bySep 23rd 2009 10:00AM
Scratch that. Complaining to Congress about your bank might just pay off.
If you haven't heard, , the term used when a consumer's checking account goes underneath zero dollars. And while it would be nice to think that banks are doing this because they realize it's the right thing to do, there's a lot of speculation that it's because Congress is discussing legislation that would bring the hammer down on bank fees.
So the banks are pulling back, possibly hoping that the urgency for Congress to start regulating them harder will dissipate.
Whatever. I admit that I'm just happy that some changes are coming. I've been hammered by bank fees in the past, and I've certainly read hundreds, if not thousands, of comments from outraged WalletPop readers who want to see changes in how banks charge for overdrafts.

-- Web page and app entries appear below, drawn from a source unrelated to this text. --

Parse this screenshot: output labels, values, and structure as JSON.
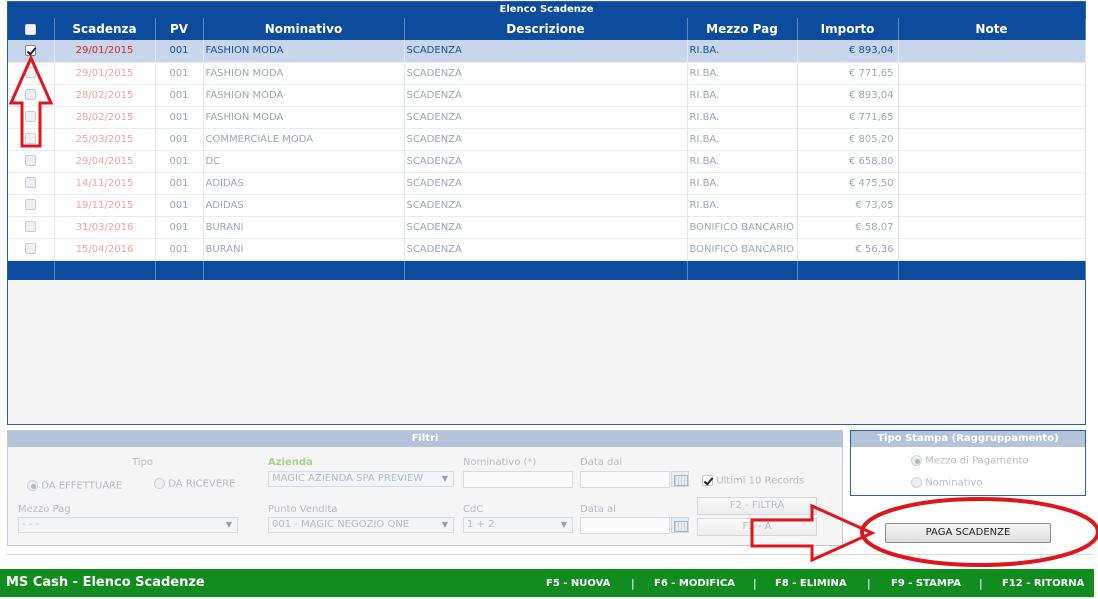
{
  "elenco": {
    "title": "Elenco Scadenze",
    "columns": [
      "",
      "Scadenza",
      "PV",
      "Nominativo",
      "Descrizione",
      "Mezzo Pag",
      "Importo",
      "Note"
    ],
    "rows": [
      {
        "checked": true,
        "scadenza": "29/01/2015",
        "pv": "001",
        "nominativo": "FASHION MODA",
        "descrizione": "SCADENZA",
        "mezzo": "RI.BA.",
        "importo": "€ 893,04",
        "note": ""
      },
      {
        "checked": false,
        "scadenza": "29/01/2015",
        "pv": "001",
        "nominativo": "FASHION MODA",
        "descrizione": "SCADENZA",
        "mezzo": "RI.BA.",
        "importo": "€ 771,65",
        "note": ""
      },
      {
        "checked": false,
        "scadenza": "28/02/2015",
        "pv": "001",
        "nominativo": "FASHION MODA",
        "descrizione": "SCADENZA",
        "mezzo": "RI.BA.",
        "importo": "€ 893,04",
        "note": ""
      },
      {
        "checked": false,
        "scadenza": "28/02/2015",
        "pv": "001",
        "nominativo": "FASHION MODA",
        "descrizione": "SCADENZA",
        "mezzo": "RI.BA.",
        "importo": "€ 771,65",
        "note": ""
      },
      {
        "checked": false,
        "scadenza": "25/03/2015",
        "pv": "001",
        "nominativo": "COMMERCIALE MODA",
        "descrizione": "SCADENZA",
        "mezzo": "RI.BA.",
        "importo": "€ 805,20",
        "note": ""
      },
      {
        "checked": false,
        "scadenza": "29/04/2015",
        "pv": "001",
        "nominativo": "DC",
        "descrizione": "SCADENZA",
        "mezzo": "RI.BA.",
        "importo": "€ 658,80",
        "note": ""
      },
      {
        "checked": false,
        "scadenza": "14/11/2015",
        "pv": "001",
        "nominativo": "ADIDAS",
        "descrizione": "SCADENZA",
        "mezzo": "RI.BA.",
        "importo": "€ 475,50",
        "note": ""
      },
      {
        "checked": false,
        "scadenza": "19/11/2015",
        "pv": "001",
        "nominativo": "ADIDAS",
        "descrizione": "SCADENZA",
        "mezzo": "RI.BA.",
        "importo": "€ 73,05",
        "note": ""
      },
      {
        "checked": false,
        "scadenza": "31/03/2016",
        "pv": "001",
        "nominativo": "BURANI",
        "descrizione": "SCADENZA",
        "mezzo": "BONIFICO BANCARIO",
        "importo": "€ 58,07",
        "note": ""
      },
      {
        "checked": false,
        "scadenza": "15/04/2016",
        "pv": "001",
        "nominativo": "BURANI",
        "descrizione": "SCADENZA",
        "mezzo": "BONIFICO BANCARIO",
        "importo": "€ 56,36",
        "note": ""
      }
    ]
  },
  "filtri": {
    "title": "Filtri",
    "tipo_label": "Tipo",
    "da_effettuare": "DA EFFETTUARE",
    "da_ricevere": "DA RICEVERE",
    "azienda_label": "Azienda",
    "azienda_value": "MAGIC AZIENDA SPA PREVIEW",
    "nominativo_label": "Nominativo (*)",
    "data_dal_label": "Data dal",
    "ultimi_label": "Ultimi 10 Records",
    "mezzo_label": "Mezzo Pag",
    "mezzo_value": "- - -",
    "punto_label": "Punto Vendita",
    "punto_value": "001 - MAGIC NEGOZIO ONE",
    "cdc_label": "CdC",
    "cdc_value": "1 + 2",
    "data_al_label": "Data al",
    "filtra_label": "F2 - FILTRA",
    "f3_label": "F3 - A"
  },
  "tipo_stampa": {
    "title": "Tipo Stampa (Raggruppamento)",
    "opt_mezzo": "Mezzo di Pagamento",
    "opt_nominativo": "Nominativo"
  },
  "paga_label": "PAGA SCADENZE",
  "bottombar": {
    "title": "MS Cash - Elenco Scadenze",
    "keys": [
      "F5 - NUOVA",
      "F6 - MODIFICA",
      "F8 - ELIMINA",
      "F9 - STAMPA",
      "F12 - RITORNA"
    ]
  },
  "colors": {
    "header_blue": "#0d4c9c",
    "selected_row": "#c7d6ea",
    "bottom_green": "#118c1f",
    "annotation_red": "#e0151b"
  }
}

So here's what's changing. Bank of America, starting Oct. 19, will let its customers decide if they want charges to go through after their account hits zero. If you'd rather your debit card be denied at a gas station or restaurant or what have you, instead of being saddled with one or more $35 fees, you can do that. Not that either outcome is great, but a lot of people are starting to see the wisdom in just having their card denied.

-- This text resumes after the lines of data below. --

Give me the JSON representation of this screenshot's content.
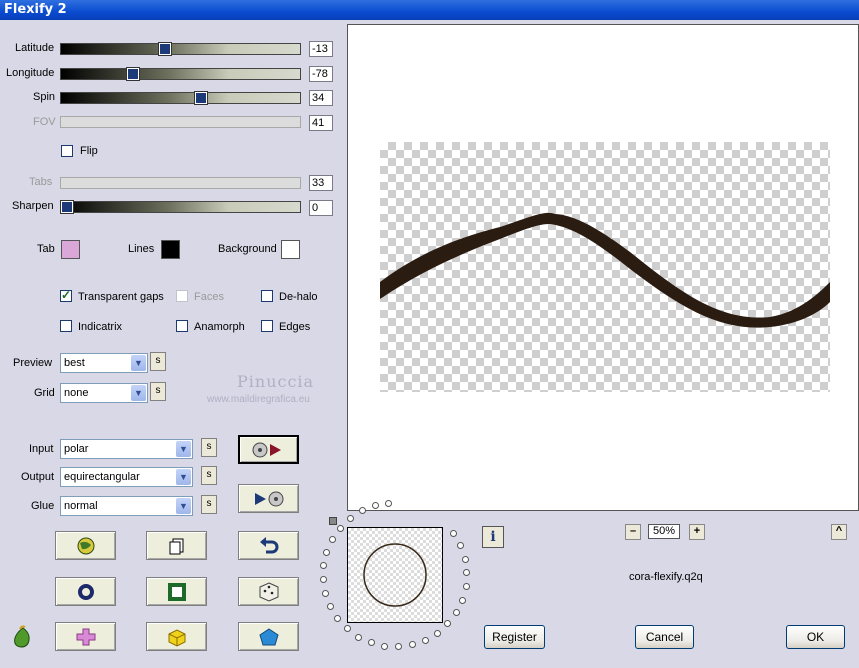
{
  "window": {
    "title": "Flexify 2"
  },
  "sliders": [
    {
      "label": "Latitude",
      "value": "-13",
      "level": 0.43,
      "enabled": true
    },
    {
      "label": "Longitude",
      "value": "-78",
      "level": 0.29,
      "enabled": true
    },
    {
      "label": "Spin",
      "value": "34",
      "level": 0.59,
      "enabled": true
    },
    {
      "label": "FOV",
      "value": "41",
      "enabled": false
    },
    {
      "label": "Tabs",
      "value": "33",
      "enabled": false
    },
    {
      "label": "Sharpen",
      "value": "0",
      "level": 0.0,
      "enabled": true
    }
  ],
  "flip": {
    "label": "Flip",
    "checked": false
  },
  "colors": {
    "tab": {
      "label": "Tab",
      "color": "#d9a8d8"
    },
    "lines": {
      "label": "Lines",
      "color": "#000000"
    },
    "background": {
      "label": "Background",
      "color": "#ffffff"
    }
  },
  "options": {
    "transparent_gaps": {
      "label": "Transparent gaps",
      "checked": true
    },
    "faces": {
      "label": "Faces",
      "checked": false,
      "enabled": false
    },
    "de_halo": {
      "label": "De-halo",
      "checked": false
    },
    "indicatrix": {
      "label": "Indicatrix",
      "checked": false
    },
    "anamorph": {
      "label": "Anamorph",
      "checked": false
    },
    "edges": {
      "label": "Edges",
      "checked": false
    }
  },
  "preview_select": {
    "label": "Preview",
    "value": "best"
  },
  "grid_select": {
    "label": "Grid",
    "value": "none"
  },
  "input_select": {
    "label": "Input",
    "value": "polar"
  },
  "output_select": {
    "label": "Output",
    "value": "equirectangular"
  },
  "glue_select": {
    "label": "Glue",
    "value": "normal"
  },
  "s_button": "s",
  "watermark": {
    "name": "Pinuccia",
    "url": "www.maildiregrafica.eu"
  },
  "zoom": {
    "value": "50%",
    "minus": "–",
    "plus": "+"
  },
  "filename": "cora-flexify.q2q",
  "info_button": "i",
  "up_button": "^",
  "buttons": {
    "register": "Register",
    "cancel": "Cancel",
    "ok": "OK"
  },
  "accent_colors": {
    "ribbon": "#2b1c12",
    "thumb": "#1d3a78"
  }
}
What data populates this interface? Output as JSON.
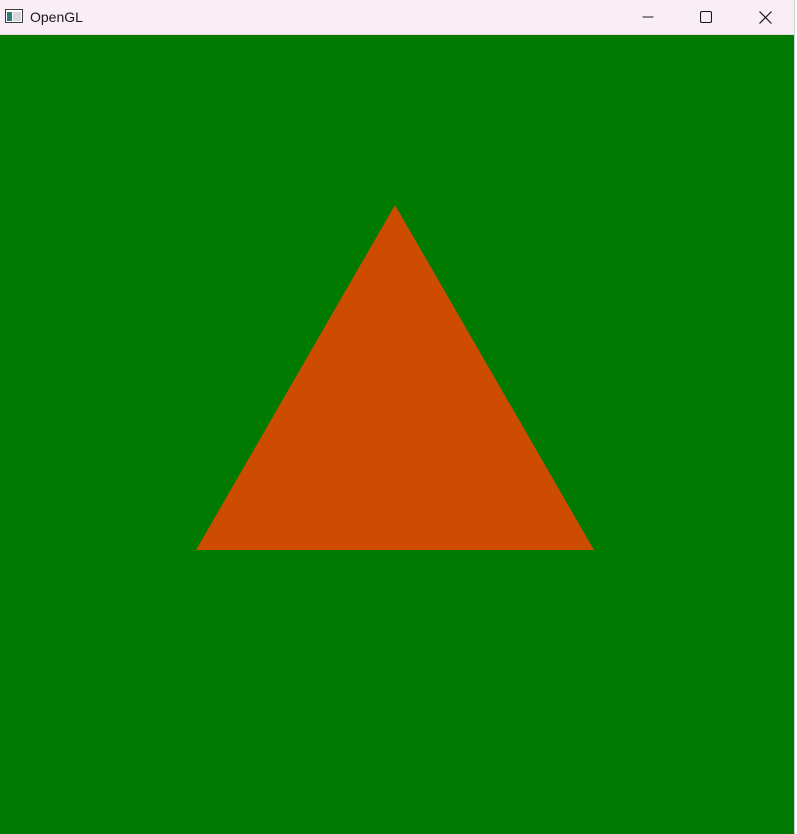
{
  "window": {
    "title": "OpenGL",
    "icon": "opengl-window-icon",
    "controls": {
      "minimize_icon": "minimize-icon",
      "maximize_icon": "maximize-icon",
      "close_icon": "close-icon"
    }
  },
  "scene": {
    "clear_color": "#007a00",
    "triangle_color": "#cd4c02",
    "shape": "triangle"
  },
  "colors": {
    "titlebar_bg": "#f9eef5",
    "icon_stroke": "#1a1a1a"
  }
}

But even more jaw-dropping, Bank of America will stop charging fees on overdrafts if the account goes into the negative by less than $10. They'll also limit the damage one can have in a day from overdrafts. Instead of being charged for 10 overdraft fees ($350), they'll charge you no more than four ($140).
Then over at JPMorgan Chase -- and part of me wants to go to an online travel site and book a vacation in Hell, to see if it's frozen over -- they say that by the first quarter of next year, they'll no longer combine a day's worth of debit card and ATM transactions and then process the highest amounts first, ensuring that you pay the most overdrafts you possibly can, and they will instead credit your transactions chronologically.
Critics have been arguing against the original practice for a long, long time.
Meanwhile, like Bank of America, Chase is going to let customers refuse to have overdraft coverage altogether.
As for how this affects everyone who does banking elsewhere, it doesn't -- but it probably will. As Richard Hunt, president of the Consumer Bankers Association, told USA Today, banks are examining how they do overdrafts "every hour of every day" in this flagging economy because they don't want their customers heading to competing banks.
I have to admit, as someone who has occasionally been ensnared by overdrafts, I'm feeling very little loyalty toward my bank right now, and while Bank of America isn't located in my area, Chase is.
Anyway, it'll be interesting to see what happens in the near future with other banks, and with how Washington reacts to this. Sen. Christopher J. Dodd (D-Conn) has already made his thinking clear. "Bank of America is taking a step in the right direction, but we need legislation to protect every America with a bank account from these unfair fees," Dodd said shortly after the news broke, according to the The Washington Post. "We wouldn't need legislation if the industry acted responsibly in the first place."